One of the unexpected pleasures of covering New York theatre for our site is that I have the opportunity to view the wide spectrum of subjects, themes, current issues that playwrights use as source material. In the recent weeks they have dealt with Judeo-Christian-Islamic conflicts (Disgraced) , the search for truth in affairs of the heart (The Real Thing), the insertion of Buddhism into the life of a western family (The Oldest Boy), the secret feelings of transvestites who are heterosexual (Casa Valentina), the old world ways of people steeped in their traditions, often keeping progress at bay (The Last Ship), and now we come to Robert Callely’s new play, dealing with the explosions within a seemingly average American family when a long held secret is suddenly revealed, causing a re-evaluation of all the values conditioned into the hearts and minds of a husband, his daughter, two sons and the woman, his wife, who mothered them as though they were her own.

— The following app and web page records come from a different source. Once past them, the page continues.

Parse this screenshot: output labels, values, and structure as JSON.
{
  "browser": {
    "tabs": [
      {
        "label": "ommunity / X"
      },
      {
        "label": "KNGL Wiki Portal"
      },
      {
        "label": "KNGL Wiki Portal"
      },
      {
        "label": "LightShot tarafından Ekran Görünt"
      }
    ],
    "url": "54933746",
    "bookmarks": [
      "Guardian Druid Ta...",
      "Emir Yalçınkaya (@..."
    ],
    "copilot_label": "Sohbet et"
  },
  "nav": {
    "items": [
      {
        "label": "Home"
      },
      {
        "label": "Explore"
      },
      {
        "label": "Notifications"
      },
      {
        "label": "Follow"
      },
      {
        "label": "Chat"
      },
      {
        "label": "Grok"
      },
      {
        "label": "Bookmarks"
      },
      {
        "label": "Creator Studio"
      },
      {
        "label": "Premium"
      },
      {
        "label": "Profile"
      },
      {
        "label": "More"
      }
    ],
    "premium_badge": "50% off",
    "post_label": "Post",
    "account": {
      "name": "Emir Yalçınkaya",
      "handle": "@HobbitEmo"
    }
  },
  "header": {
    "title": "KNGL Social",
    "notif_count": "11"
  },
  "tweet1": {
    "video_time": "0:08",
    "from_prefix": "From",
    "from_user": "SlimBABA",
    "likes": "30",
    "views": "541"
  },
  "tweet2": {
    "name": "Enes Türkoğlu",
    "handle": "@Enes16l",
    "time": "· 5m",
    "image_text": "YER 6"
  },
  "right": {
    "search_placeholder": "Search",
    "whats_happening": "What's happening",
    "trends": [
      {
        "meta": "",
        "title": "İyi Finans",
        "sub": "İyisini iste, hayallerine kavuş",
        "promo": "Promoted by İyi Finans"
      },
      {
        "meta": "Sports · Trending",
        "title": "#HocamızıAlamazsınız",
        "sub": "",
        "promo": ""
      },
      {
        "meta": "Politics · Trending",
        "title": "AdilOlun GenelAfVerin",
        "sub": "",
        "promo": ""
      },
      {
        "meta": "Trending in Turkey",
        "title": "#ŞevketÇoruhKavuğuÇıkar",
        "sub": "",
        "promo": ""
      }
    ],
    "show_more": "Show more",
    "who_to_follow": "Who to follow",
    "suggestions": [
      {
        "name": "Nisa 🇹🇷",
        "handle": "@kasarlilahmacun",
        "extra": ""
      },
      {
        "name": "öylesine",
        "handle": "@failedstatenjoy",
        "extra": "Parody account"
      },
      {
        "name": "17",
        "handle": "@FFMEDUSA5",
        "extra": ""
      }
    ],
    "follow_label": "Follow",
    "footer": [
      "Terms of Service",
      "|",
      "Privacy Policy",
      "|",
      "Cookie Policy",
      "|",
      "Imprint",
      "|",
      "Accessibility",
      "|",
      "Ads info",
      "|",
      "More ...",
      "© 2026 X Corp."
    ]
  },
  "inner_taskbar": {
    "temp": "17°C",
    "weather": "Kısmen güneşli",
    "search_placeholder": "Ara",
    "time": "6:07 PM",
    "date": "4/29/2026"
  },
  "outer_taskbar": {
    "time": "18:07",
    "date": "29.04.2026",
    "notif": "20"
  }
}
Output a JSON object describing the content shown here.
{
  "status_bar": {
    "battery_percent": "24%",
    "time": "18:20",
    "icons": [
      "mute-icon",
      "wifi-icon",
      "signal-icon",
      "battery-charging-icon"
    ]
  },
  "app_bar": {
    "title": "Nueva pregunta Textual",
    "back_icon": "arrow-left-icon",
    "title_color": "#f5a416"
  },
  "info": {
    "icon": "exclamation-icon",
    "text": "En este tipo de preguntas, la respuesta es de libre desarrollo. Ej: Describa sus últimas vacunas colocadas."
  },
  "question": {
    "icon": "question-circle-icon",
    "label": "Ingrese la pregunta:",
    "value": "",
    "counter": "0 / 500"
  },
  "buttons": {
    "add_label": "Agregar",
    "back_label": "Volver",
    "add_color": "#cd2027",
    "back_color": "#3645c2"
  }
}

The stool referred to in the title is the one on which Chris McCullough sat the night eight years earlier when she met Tony DeMarco, who courted and married her. Their life together has been loving and warm until Chris’ brother Michael appears one day, having finally located his long lost sister, to tell her that their father has died.
He also brings with him a story about a choice she made long ago that has kept them apart for the past ten years. This information is all fed to us smoothly and it engages us with its surprising revelations. As performed by Antoinette Thornes and Timothy John Smith as man and wife, by John Stanisci as the visitor with the news, and by Luke Slattery, Zachary Brod and Sara Kapner as the three children, it builds throughout the first of two acts.
By intermission, we are involved. We have come to know and respond to these characters, and we’ve learned a lot about yet another form of American family that’s a far cry from that of Father, who always Knows Best, Ozzie and Harriet and their two charming sons, the adorable Huxtables and even from the more complicated family that included Archie and Edith Bunker. It’s very much a contemporary tale, and elements of its parts are appearing more and more in the current plays, movies and stories that would never have come to light even five years ago.
Once we’ve been fed all we need to know about this family and the people who inhabit it, we naturally enough hope to learn what’s to be done about their situation. Much of the second act of the play wanders hither and yon, and takes us to a beautifully played (by Robert Hogas as a frighteningly unaware priest and Mr. Smith as the confused and frightened husband and father) but overly long scene that is repetitive.
A scene with a psychiatrist, again beautifully played by Ms. Thornes and Liza Vann as the Doctor, does not probe more deeply than the others; it tells us what we already know. This is one play that would have benefited from a contraction into one act, or if extended, into further exploration into the conflicting attitudes of its participants. The actors were up to playing it, but Mr. Callely didn’t supply them with the words.
We have a near-miss with a provocative theme, a quartet of interesting characters (the others are there just to present arguments, and the children are simply that – they are each one dimensional). But as I said in my opening statement, by covering most of what’s being offered on and off Broadway, even the musicals, I am being kept aware of what is on the minds of our current chroniclers, and I’m being exposed to viewpoints other than my own, often outside my limited, but expanding, comfort zone.
On a Stool at the End of the Bar is onstage through December 14, 2014 at 59E59 theatres, 59 East 59th Street, NYC.
Details and tickets
Richard Seff, Broadway performer, agent, playwright, librettist, columnist adds novelist to his string of accomplishments, with the publication of his first novel, TAKE A GIANT STEP. His first book, Supporting Player: My Life Upon the Wicked Stage, celebrates his lifetime on stage and behind the scenes. Both books are available through online booksellers, including Amazon.com.
He has also written the book to SHINE! The Horatio Alger Musical which was a triple prize winner at the New York Musical Theatre Festival (NYMF).
Each year, Actors Equity recognizes the year’s most outstanding supporting player with, appropriately enough, the Richard Seff Award.